● **EXTRACTED DATA**

BEGIN

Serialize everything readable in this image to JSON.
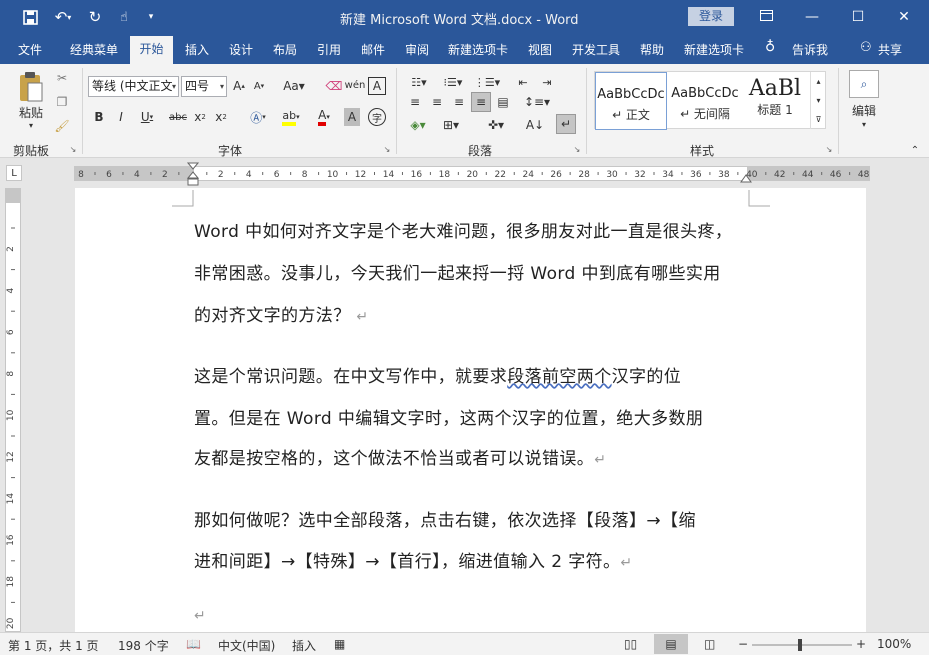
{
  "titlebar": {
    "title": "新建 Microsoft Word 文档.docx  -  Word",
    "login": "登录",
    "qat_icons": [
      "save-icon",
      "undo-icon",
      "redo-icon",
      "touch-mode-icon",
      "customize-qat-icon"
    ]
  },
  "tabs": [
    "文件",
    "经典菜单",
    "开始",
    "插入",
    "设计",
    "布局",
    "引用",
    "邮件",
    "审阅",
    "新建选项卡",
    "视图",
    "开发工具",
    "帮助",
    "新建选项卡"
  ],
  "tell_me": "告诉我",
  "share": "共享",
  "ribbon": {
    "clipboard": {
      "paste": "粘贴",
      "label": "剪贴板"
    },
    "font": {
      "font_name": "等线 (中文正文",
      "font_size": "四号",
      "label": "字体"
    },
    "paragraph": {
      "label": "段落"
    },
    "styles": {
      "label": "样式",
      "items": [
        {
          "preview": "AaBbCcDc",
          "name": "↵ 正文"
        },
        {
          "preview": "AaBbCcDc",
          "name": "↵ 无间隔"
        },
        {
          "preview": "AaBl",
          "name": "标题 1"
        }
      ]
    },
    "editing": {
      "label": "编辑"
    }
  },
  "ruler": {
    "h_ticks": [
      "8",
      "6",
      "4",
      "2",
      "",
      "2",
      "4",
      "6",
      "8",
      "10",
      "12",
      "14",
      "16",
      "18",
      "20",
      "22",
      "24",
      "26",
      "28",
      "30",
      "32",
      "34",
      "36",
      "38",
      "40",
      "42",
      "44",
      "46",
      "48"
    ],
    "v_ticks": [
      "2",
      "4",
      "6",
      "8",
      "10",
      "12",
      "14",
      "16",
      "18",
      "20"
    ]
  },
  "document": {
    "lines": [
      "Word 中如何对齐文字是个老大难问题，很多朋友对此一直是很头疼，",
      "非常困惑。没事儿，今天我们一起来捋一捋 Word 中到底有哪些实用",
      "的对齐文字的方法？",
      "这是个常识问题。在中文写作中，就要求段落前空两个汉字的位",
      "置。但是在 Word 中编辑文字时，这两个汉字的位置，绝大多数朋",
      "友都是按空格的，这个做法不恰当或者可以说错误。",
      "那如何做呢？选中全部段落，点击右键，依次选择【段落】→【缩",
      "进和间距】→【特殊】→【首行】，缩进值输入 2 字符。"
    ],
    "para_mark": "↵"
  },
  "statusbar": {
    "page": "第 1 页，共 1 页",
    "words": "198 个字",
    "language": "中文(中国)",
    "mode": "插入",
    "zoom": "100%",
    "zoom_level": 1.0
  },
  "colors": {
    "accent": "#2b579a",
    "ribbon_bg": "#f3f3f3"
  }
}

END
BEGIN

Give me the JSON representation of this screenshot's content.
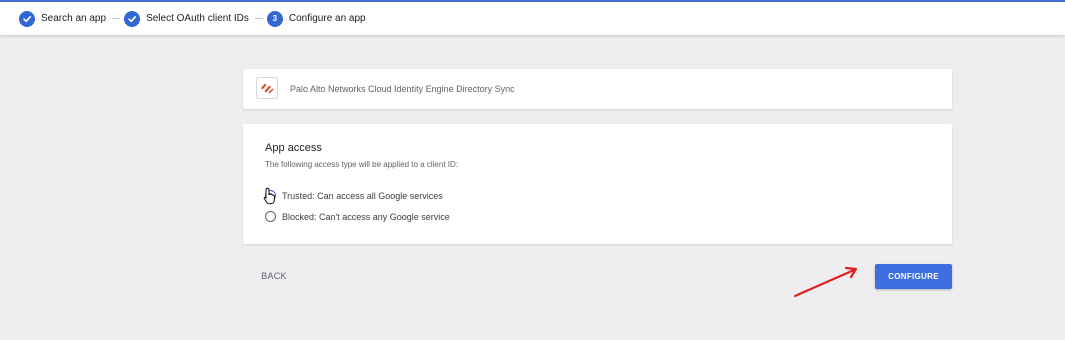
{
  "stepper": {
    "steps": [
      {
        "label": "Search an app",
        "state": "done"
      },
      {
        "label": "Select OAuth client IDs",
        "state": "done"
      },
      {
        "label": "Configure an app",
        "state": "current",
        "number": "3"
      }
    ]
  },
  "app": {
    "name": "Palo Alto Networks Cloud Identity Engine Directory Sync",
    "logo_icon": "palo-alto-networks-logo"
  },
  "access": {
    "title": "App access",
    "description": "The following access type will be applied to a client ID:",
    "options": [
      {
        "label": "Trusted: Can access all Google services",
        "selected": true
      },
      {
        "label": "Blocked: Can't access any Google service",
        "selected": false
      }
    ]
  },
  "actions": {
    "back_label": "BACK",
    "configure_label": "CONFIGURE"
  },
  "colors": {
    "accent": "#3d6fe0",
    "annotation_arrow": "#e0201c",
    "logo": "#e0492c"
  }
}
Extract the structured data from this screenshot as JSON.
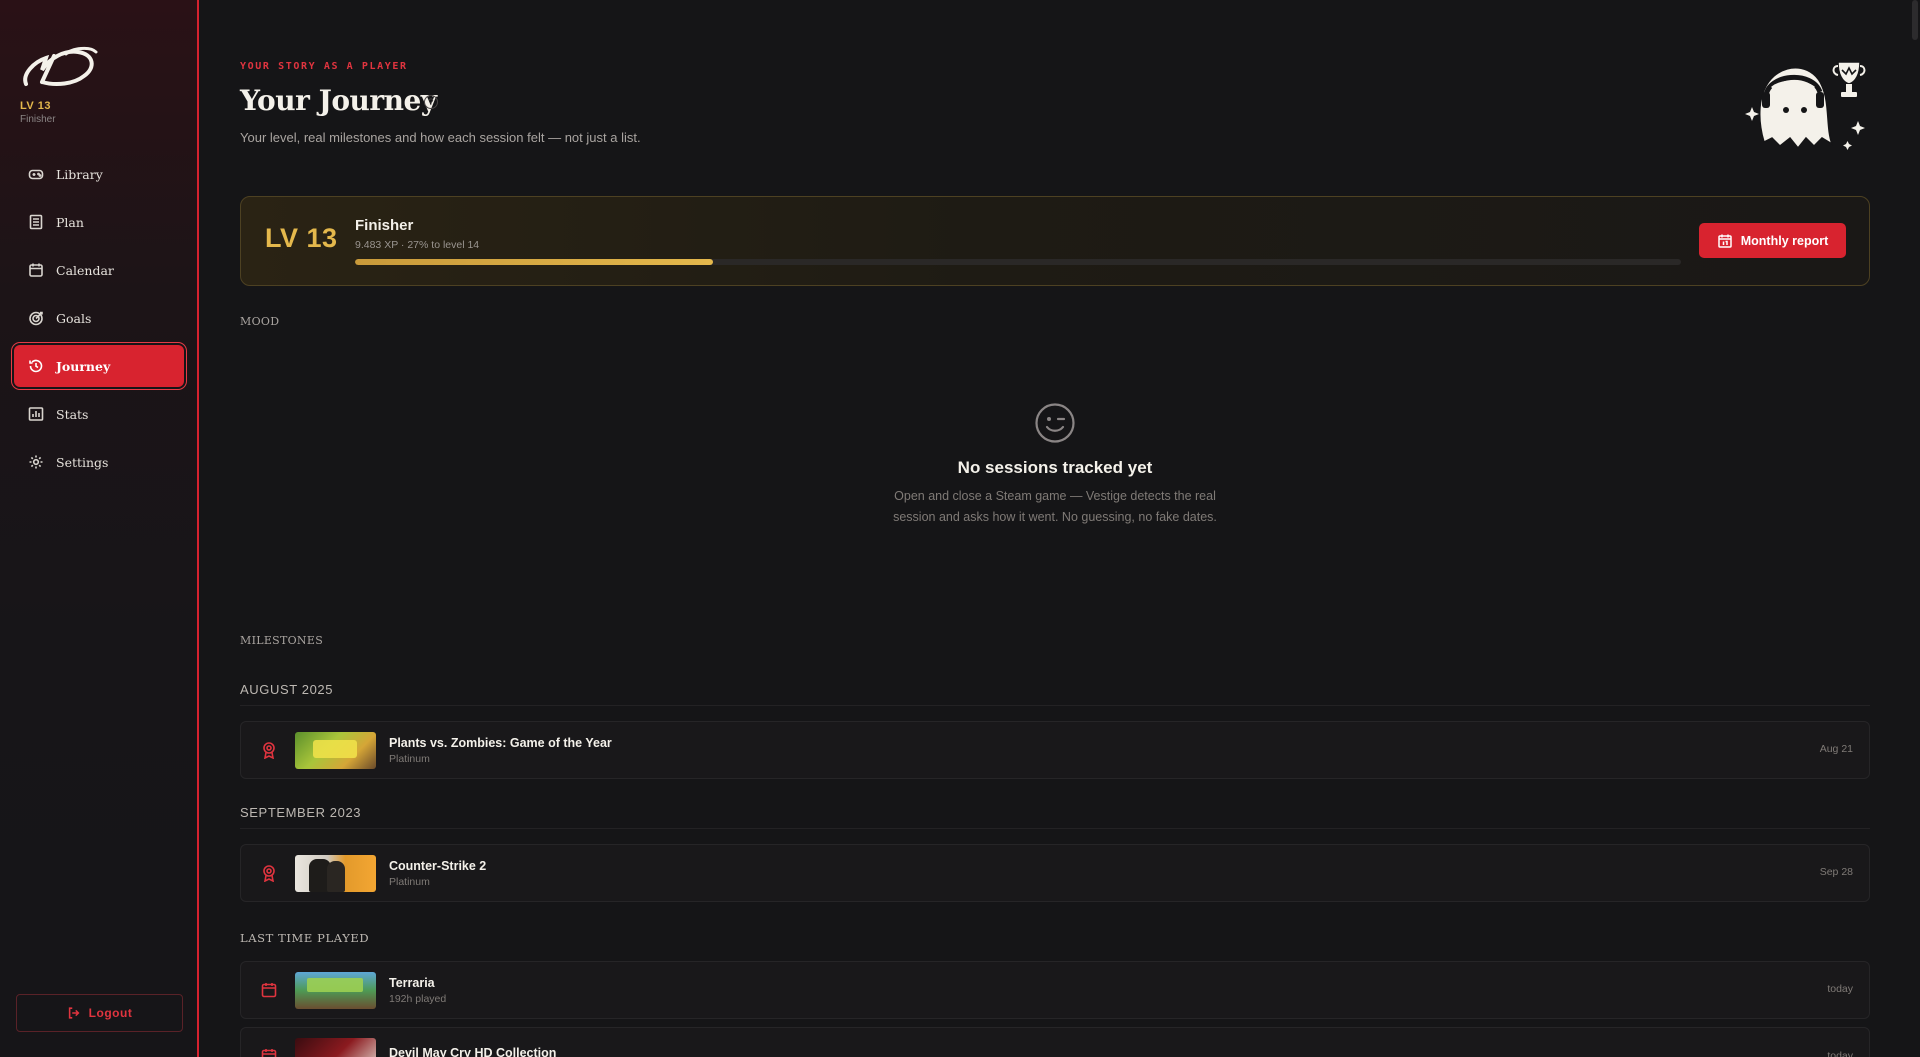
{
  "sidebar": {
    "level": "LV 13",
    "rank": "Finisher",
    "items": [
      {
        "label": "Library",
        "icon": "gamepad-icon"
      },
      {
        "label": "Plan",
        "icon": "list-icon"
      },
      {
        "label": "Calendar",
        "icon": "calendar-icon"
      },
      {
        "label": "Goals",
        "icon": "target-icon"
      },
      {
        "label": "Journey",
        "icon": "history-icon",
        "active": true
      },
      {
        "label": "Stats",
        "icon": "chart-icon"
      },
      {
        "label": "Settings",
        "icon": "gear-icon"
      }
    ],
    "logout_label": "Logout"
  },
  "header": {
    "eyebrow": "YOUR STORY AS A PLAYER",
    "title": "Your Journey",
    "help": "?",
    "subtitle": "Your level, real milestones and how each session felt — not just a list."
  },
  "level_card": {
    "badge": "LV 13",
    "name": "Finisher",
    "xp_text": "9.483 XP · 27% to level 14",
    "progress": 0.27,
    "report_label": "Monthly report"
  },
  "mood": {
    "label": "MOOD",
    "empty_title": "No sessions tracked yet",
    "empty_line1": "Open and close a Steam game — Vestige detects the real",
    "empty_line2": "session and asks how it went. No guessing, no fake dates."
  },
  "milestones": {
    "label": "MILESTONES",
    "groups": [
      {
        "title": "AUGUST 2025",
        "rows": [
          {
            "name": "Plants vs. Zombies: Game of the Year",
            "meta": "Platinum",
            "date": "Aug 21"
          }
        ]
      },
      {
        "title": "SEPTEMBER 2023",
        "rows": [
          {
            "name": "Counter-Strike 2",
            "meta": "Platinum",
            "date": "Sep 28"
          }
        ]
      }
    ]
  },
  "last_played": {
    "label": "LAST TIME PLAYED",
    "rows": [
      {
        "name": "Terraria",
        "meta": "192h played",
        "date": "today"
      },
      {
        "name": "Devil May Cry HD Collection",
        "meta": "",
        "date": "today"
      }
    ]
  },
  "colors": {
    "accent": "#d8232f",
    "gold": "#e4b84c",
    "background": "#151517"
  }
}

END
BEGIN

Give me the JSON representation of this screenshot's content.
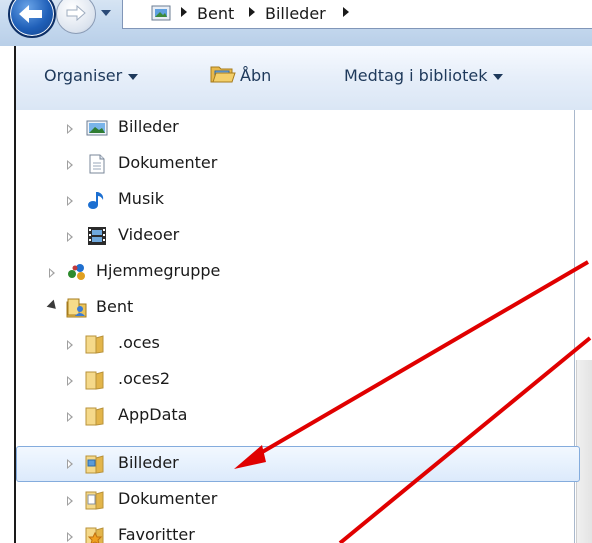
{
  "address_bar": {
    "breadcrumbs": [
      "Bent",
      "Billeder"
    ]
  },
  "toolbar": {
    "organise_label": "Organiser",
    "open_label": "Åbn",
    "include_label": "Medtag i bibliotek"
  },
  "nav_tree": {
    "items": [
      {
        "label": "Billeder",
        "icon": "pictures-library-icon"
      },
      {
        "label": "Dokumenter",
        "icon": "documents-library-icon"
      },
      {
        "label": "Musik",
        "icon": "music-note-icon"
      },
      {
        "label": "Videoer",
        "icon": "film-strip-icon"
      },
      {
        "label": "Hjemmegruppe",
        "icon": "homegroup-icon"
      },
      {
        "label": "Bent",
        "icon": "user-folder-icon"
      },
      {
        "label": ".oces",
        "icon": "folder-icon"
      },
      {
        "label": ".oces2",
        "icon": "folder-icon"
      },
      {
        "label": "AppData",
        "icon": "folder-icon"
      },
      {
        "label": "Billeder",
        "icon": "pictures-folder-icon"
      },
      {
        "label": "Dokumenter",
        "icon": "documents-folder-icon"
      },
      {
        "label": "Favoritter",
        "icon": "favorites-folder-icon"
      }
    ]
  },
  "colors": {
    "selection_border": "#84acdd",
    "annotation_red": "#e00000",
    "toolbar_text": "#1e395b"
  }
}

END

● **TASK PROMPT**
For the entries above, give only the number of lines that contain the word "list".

● **RESULT BELOW**
2